WHAT IS BEING ASKED:
Every entry that follows should be output exactly, and every image in it left out.

STUDY MATERIAL:
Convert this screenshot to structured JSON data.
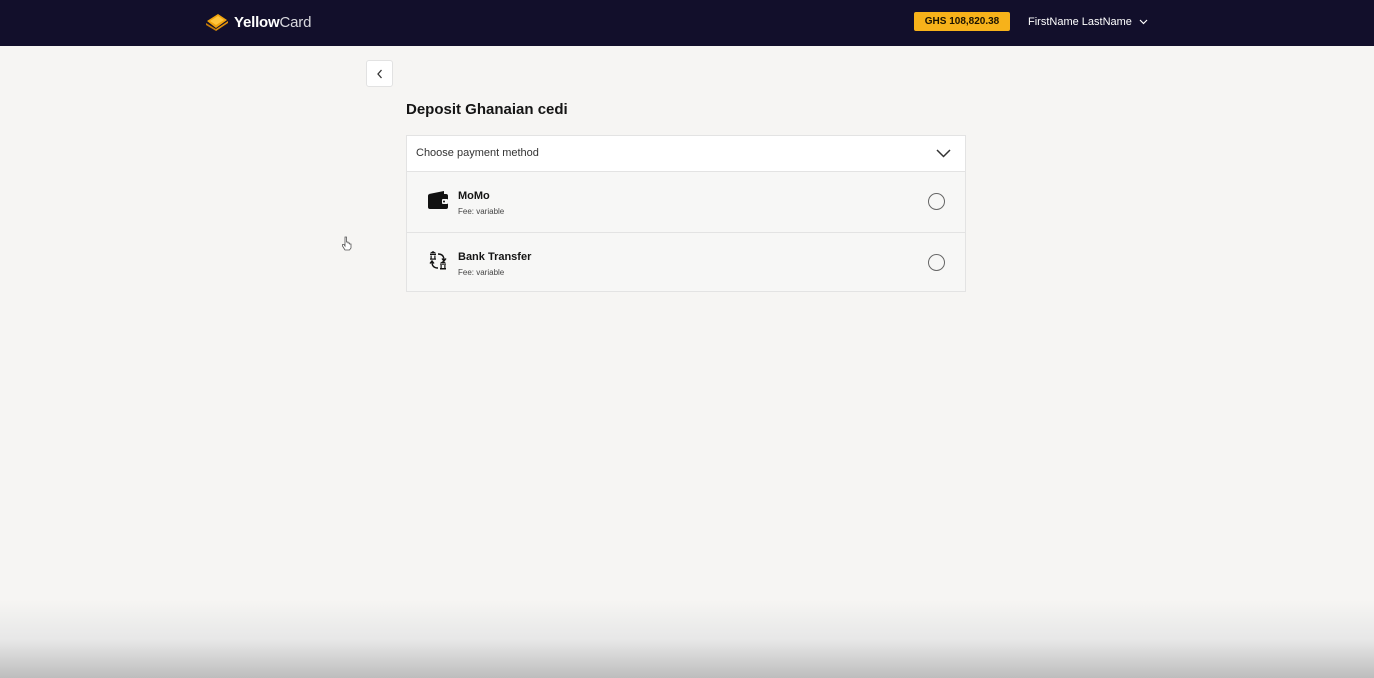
{
  "header": {
    "logo": {
      "bold": "Yellow",
      "light": "Card"
    },
    "balance": "GHS 108,820.38",
    "user_name": "FirstName LastName"
  },
  "page": {
    "title": "Deposit Ghanaian cedi"
  },
  "payment_select": {
    "placeholder": "Choose payment method",
    "options": [
      {
        "title": "MoMo",
        "fee": "Fee: variable",
        "icon": "wallet-icon",
        "selected": false
      },
      {
        "title": "Bank Transfer",
        "fee": "Fee: variable",
        "icon": "bank-transfer-icon",
        "selected": false
      }
    ]
  },
  "colors": {
    "topbar_bg": "#120f2b",
    "accent": "#f7b21a",
    "page_bg": "#f6f5f3"
  }
}
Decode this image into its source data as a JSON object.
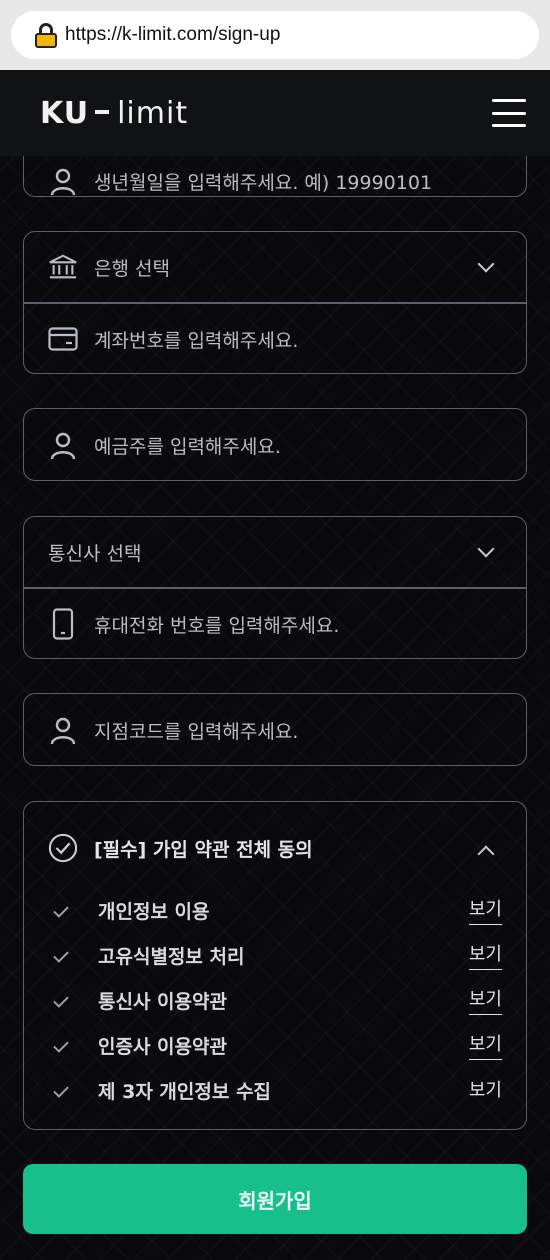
{
  "browser": {
    "url": "https://k-limit.com/sign-up"
  },
  "header": {
    "logo_main": "KU",
    "logo_tail": "limit"
  },
  "fields": {
    "birth_placeholder": "생년월일을 입력해주세요. 예) 19990101",
    "bank_select": "은행 선택",
    "account_placeholder": "계좌번호를 입력해주세요.",
    "holder_placeholder": "예금주를 입력해주세요.",
    "carrier_select": "통신사 선택",
    "phone_placeholder": "휴대전화 번호를 입력해주세요.",
    "branch_placeholder": "지점코드를 입력해주세요."
  },
  "terms": {
    "all_label": "[필수] 가입 약관 전체 동의",
    "items": [
      {
        "label": "개인정보 이용",
        "view": "보기"
      },
      {
        "label": "고유식별정보 처리",
        "view": "보기"
      },
      {
        "label": "통신사 이용약관",
        "view": "보기"
      },
      {
        "label": "인증사 이용약관",
        "view": "보기"
      },
      {
        "label": "제 3자 개인정보 수집",
        "view": "보기"
      }
    ]
  },
  "submit_label": "회원가입",
  "colors": {
    "accent": "#17c08a",
    "background": "#0a0a0c",
    "border": "#5a5f69"
  },
  "icons": [
    "lock-icon",
    "menu-icon",
    "person-icon",
    "bank-icon",
    "card-icon",
    "phone-icon",
    "check-circle-icon",
    "chevron-down-icon",
    "chevron-up-icon",
    "check-icon"
  ]
}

RESULT OF THIS EXERCISE:
Convert this screenshot to structured JSON data.
{
  "header": {
    "logo": {
      "bold": "Yellow",
      "light": "Card"
    },
    "balance": "GHS 108,820.38",
    "user_name": "FirstName LastName"
  },
  "page": {
    "title": "Deposit Ghanaian cedi"
  },
  "payment_select": {
    "placeholder": "Choose payment method",
    "options": [
      {
        "title": "MoMo",
        "fee": "Fee: variable",
        "icon": "wallet-icon",
        "selected": false
      },
      {
        "title": "Bank Transfer",
        "fee": "Fee: variable",
        "icon": "bank-transfer-icon",
        "selected": false
      }
    ]
  },
  "colors": {
    "topbar_bg": "#120f2b",
    "accent": "#f7b21a",
    "page_bg": "#f6f5f3"
  }
}
Decode this image into its source data as a JSON object.
{
  "browser": {
    "url": "https://k-limit.com/sign-up"
  },
  "header": {
    "logo_main": "KU",
    "logo_tail": "limit"
  },
  "fields": {
    "birth_placeholder": "생년월일을 입력해주세요. 예) 19990101",
    "bank_select": "은행 선택",
    "account_placeholder": "계좌번호를 입력해주세요.",
    "holder_placeholder": "예금주를 입력해주세요.",
    "carrier_select": "통신사 선택",
    "phone_placeholder": "휴대전화 번호를 입력해주세요.",
    "branch_placeholder": "지점코드를 입력해주세요."
  },
  "terms": {
    "all_label": "[필수] 가입 약관 전체 동의",
    "items": [
      {
        "label": "개인정보 이용",
        "view": "보기"
      },
      {
        "label": "고유식별정보 처리",
        "view": "보기"
      },
      {
        "label": "통신사 이용약관",
        "view": "보기"
      },
      {
        "label": "인증사 이용약관",
        "view": "보기"
      },
      {
        "label": "제 3자 개인정보 수집",
        "view": "보기"
      }
    ]
  },
  "submit_label": "회원가입",
  "colors": {
    "accent": "#17c08a",
    "background": "#0a0a0c",
    "border": "#5a5f69"
  },
  "icons": [
    "lock-icon",
    "menu-icon",
    "person-icon",
    "bank-icon",
    "card-icon",
    "phone-icon",
    "check-circle-icon",
    "chevron-down-icon",
    "chevron-up-icon",
    "check-icon"
  ]
}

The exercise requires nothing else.